WHAT YOU WILL DO →
Please repeat the data exactly. Any picture in it stays out.

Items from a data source
=== Begin Enclosure ===

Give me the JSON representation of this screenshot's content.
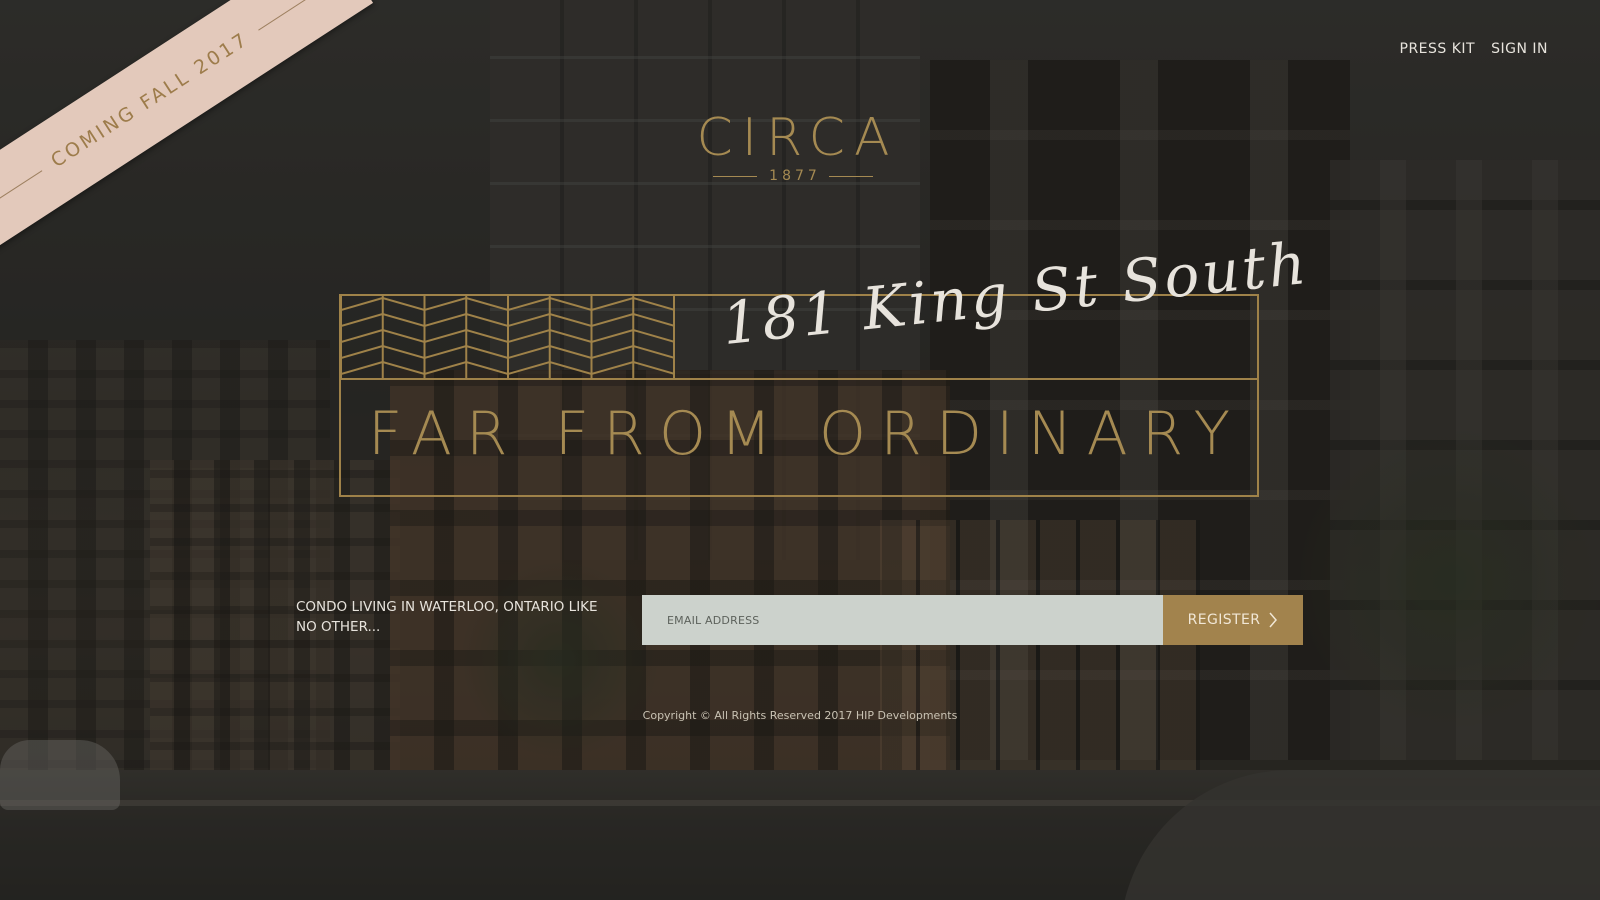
{
  "ribbon": {
    "text": "COMING FALL 2017"
  },
  "nav": {
    "press_kit": "PRESS KIT",
    "sign_in": "SIGN IN"
  },
  "logo": {
    "word": "CIRCA",
    "year": "1877"
  },
  "headline": {
    "address": "181 King St South",
    "tagline": "FAR FROM ORDINARY"
  },
  "register": {
    "intro": "CONDO LIVING IN WATERLOO, ONTARIO LIKE NO OTHER...",
    "email_placeholder": "EMAIL ADDRESS",
    "email_value": "",
    "button_label": "REGISTER",
    "button_icon": "chevron-right-icon"
  },
  "footer": {
    "copyright": "Copyright © All Rights Reserved 2017 HIP Developments"
  },
  "colors": {
    "gold": "#a58a52",
    "ribbon": "#e3c9bb",
    "input_bg": "#ccd2cc",
    "button_bg": "#a2834d",
    "text_light": "#e7e3dc"
  }
}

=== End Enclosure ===

EXERCISE RESPONSE →
Give me the JSON representation of this screenshot's content.
{
  "ribbon": {
    "text": "COMING FALL 2017"
  },
  "nav": {
    "press_kit": "PRESS KIT",
    "sign_in": "SIGN IN"
  },
  "logo": {
    "word": "CIRCA",
    "year": "1877"
  },
  "headline": {
    "address": "181 King St South",
    "tagline": "FAR FROM ORDINARY"
  },
  "register": {
    "intro": "CONDO LIVING IN WATERLOO, ONTARIO LIKE NO OTHER...",
    "email_placeholder": "EMAIL ADDRESS",
    "email_value": "",
    "button_label": "REGISTER",
    "button_icon": "chevron-right-icon"
  },
  "footer": {
    "copyright": "Copyright © All Rights Reserved 2017 HIP Developments"
  },
  "colors": {
    "gold": "#a58a52",
    "ribbon": "#e3c9bb",
    "input_bg": "#ccd2cc",
    "button_bg": "#a2834d",
    "text_light": "#e7e3dc"
  }
}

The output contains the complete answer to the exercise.